#### Task requirements:
Find the lines in the records below that contain "text", and report each of them.

#### Source material:

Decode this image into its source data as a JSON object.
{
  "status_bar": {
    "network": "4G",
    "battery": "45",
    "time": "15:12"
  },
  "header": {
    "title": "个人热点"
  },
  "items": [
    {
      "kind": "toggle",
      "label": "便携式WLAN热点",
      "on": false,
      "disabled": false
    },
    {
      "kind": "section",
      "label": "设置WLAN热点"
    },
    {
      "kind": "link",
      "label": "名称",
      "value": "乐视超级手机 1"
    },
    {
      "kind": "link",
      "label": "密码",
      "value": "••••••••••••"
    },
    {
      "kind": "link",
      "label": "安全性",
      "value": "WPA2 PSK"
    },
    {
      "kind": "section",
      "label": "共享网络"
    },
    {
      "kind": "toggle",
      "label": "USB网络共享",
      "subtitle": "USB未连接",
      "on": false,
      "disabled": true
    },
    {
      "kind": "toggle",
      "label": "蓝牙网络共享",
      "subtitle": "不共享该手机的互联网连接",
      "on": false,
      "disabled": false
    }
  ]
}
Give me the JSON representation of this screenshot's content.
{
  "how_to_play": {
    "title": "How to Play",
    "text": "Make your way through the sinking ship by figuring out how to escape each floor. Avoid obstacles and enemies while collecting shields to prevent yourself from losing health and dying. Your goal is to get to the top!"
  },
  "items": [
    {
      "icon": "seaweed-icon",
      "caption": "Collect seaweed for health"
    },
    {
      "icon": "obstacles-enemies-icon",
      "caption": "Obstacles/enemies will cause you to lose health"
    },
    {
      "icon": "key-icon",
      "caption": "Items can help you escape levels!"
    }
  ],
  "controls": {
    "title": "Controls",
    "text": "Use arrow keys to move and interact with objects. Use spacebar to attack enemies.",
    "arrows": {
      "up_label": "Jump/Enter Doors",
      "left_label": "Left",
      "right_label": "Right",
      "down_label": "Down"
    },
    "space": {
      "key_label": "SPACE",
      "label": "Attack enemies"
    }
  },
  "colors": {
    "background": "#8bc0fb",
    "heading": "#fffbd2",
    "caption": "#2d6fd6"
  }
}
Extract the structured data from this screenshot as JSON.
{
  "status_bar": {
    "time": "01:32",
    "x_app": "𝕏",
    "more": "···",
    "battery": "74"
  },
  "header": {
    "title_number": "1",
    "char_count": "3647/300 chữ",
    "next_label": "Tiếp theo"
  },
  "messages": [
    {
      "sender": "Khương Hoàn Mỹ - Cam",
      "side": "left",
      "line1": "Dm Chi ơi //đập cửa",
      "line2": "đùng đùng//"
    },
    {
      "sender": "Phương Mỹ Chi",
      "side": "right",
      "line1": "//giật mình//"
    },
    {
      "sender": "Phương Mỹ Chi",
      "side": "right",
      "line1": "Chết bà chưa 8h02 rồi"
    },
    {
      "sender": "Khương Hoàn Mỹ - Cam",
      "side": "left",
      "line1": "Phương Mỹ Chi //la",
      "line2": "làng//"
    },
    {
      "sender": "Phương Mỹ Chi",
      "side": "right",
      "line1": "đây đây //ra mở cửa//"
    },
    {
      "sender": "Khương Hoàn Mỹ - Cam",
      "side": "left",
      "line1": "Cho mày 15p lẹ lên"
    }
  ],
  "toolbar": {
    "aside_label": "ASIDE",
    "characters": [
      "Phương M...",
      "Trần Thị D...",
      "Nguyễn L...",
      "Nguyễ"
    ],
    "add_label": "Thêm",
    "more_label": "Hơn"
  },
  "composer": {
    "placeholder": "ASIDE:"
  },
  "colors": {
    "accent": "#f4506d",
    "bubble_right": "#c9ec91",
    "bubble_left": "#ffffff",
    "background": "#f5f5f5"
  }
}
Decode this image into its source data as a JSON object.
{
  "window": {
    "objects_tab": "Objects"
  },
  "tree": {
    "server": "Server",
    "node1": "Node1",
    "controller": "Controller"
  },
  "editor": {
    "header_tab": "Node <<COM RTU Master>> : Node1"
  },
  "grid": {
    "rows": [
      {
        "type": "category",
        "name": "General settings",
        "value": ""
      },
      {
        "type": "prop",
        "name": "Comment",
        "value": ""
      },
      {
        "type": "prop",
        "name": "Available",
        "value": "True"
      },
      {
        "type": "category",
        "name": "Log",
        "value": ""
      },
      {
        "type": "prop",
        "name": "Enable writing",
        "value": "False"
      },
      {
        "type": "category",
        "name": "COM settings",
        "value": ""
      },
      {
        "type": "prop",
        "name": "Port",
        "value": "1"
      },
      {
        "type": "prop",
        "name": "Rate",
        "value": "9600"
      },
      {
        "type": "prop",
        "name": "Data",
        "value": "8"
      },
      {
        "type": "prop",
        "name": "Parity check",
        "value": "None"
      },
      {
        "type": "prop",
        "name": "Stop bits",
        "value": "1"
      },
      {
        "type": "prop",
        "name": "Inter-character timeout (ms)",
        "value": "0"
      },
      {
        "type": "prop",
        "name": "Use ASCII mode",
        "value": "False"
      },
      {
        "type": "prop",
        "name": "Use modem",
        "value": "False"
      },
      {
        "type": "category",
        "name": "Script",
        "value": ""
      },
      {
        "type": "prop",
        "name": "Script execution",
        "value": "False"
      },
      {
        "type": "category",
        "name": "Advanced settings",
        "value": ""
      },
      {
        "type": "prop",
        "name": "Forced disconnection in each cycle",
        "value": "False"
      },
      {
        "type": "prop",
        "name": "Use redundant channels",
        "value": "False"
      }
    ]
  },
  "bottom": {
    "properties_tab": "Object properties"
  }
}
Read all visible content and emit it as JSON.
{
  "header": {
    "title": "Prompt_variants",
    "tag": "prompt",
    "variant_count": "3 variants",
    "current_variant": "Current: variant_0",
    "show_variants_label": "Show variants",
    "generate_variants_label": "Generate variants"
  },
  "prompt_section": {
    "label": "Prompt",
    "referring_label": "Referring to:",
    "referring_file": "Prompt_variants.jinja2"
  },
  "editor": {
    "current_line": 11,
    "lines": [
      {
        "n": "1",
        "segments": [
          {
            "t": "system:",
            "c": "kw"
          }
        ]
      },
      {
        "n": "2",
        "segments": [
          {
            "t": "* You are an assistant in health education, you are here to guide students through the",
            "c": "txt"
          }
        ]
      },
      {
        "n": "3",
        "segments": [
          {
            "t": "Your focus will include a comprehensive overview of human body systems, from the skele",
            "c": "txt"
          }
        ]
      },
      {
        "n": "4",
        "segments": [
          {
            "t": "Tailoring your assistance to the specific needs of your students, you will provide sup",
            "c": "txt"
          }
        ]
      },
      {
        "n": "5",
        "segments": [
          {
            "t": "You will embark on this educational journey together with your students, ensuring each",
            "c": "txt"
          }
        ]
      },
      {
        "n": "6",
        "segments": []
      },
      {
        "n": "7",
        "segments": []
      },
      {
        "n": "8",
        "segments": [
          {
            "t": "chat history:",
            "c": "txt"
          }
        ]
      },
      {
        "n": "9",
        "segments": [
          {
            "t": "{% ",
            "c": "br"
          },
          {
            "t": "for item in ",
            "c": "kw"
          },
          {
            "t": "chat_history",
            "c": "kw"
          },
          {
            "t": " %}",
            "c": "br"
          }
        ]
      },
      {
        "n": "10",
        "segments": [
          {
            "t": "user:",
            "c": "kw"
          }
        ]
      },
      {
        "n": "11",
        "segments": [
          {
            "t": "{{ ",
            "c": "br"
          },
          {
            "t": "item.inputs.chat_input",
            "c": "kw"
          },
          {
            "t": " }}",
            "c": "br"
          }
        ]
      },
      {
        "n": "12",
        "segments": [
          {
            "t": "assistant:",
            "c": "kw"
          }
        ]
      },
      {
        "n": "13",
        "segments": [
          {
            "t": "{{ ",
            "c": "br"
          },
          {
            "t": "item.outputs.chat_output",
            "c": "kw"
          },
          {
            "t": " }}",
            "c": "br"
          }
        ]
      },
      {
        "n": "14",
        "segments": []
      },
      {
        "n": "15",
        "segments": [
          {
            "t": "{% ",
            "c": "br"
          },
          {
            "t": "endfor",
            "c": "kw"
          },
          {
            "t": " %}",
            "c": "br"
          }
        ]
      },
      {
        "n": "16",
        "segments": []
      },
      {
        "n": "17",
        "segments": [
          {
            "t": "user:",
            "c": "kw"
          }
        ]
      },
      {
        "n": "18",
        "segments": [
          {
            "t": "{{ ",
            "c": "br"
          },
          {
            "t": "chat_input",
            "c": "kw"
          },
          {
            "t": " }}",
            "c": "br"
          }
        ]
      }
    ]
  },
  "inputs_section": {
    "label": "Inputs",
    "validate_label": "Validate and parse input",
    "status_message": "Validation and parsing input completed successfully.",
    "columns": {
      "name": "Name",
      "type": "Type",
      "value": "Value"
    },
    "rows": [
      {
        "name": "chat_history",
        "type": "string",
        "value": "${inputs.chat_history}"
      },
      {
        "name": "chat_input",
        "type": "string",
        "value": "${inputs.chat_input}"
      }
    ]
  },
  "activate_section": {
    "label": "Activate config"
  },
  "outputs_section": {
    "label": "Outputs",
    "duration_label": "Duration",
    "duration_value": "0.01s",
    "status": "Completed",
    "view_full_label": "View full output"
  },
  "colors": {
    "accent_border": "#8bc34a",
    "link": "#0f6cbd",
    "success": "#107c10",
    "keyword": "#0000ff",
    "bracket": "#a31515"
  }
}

#### Result of the task:
    "text": "Make your way through the sinking ship by figuring out how to escape each floor. Avoid obstacles and enemies while collecting shields to prevent yourself from losing health and dying. Your goal is to get to the top!"
    "text": "Use arrow keys to move and interact with objects. Use spacebar to attack enemies.",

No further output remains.